__WHAT YOU HAVE TO DO__
Which lines of the records contain the word "JSON"? Copy each one.

============

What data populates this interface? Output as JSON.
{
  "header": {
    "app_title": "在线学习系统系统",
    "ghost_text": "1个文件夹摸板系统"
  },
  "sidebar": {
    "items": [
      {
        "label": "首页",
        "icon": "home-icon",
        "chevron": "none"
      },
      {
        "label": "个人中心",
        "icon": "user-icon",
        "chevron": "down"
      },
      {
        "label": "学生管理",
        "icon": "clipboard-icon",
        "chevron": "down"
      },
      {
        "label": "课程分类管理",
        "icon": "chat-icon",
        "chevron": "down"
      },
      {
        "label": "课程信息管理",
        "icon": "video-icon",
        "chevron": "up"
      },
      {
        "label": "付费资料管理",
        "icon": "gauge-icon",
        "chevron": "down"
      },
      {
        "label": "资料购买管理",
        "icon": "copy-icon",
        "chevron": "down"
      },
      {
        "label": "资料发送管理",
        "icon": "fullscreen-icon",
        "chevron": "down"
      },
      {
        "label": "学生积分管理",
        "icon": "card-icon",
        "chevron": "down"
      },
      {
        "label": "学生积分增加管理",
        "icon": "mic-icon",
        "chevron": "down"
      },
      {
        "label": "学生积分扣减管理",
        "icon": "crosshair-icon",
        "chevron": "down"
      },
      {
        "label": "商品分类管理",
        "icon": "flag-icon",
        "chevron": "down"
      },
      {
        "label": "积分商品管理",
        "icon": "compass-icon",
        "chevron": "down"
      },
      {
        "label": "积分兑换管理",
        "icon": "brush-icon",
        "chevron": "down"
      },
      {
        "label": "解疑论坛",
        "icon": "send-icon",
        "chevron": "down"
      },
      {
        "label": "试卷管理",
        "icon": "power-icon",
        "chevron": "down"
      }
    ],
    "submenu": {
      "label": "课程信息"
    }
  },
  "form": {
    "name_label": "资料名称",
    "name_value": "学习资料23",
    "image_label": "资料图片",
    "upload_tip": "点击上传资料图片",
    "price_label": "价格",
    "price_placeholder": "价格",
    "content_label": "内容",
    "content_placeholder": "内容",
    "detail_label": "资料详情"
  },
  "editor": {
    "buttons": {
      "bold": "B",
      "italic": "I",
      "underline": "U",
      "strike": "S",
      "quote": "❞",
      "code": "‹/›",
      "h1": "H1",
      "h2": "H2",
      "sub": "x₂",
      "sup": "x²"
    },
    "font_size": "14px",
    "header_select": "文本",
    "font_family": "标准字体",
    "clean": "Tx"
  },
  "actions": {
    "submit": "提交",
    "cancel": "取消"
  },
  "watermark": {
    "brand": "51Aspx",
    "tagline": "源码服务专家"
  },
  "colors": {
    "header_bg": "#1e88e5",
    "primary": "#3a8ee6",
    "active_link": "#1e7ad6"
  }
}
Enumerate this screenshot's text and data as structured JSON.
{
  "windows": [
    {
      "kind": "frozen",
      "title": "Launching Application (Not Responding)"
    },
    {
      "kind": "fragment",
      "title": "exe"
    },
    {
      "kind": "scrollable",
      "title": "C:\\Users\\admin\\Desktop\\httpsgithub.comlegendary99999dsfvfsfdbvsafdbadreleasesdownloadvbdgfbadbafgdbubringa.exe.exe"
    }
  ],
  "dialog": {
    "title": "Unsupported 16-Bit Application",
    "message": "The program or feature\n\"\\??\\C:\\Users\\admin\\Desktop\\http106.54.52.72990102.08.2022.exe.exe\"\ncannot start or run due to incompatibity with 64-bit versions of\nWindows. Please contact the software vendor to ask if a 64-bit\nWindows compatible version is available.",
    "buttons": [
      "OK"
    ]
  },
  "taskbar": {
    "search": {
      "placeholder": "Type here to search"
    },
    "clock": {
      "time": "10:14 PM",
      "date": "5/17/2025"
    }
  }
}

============

__EXERCISE ANSWER__
What data populates this interface? Output as JSON.
Enumerate this screenshot's text and data as structured JSON.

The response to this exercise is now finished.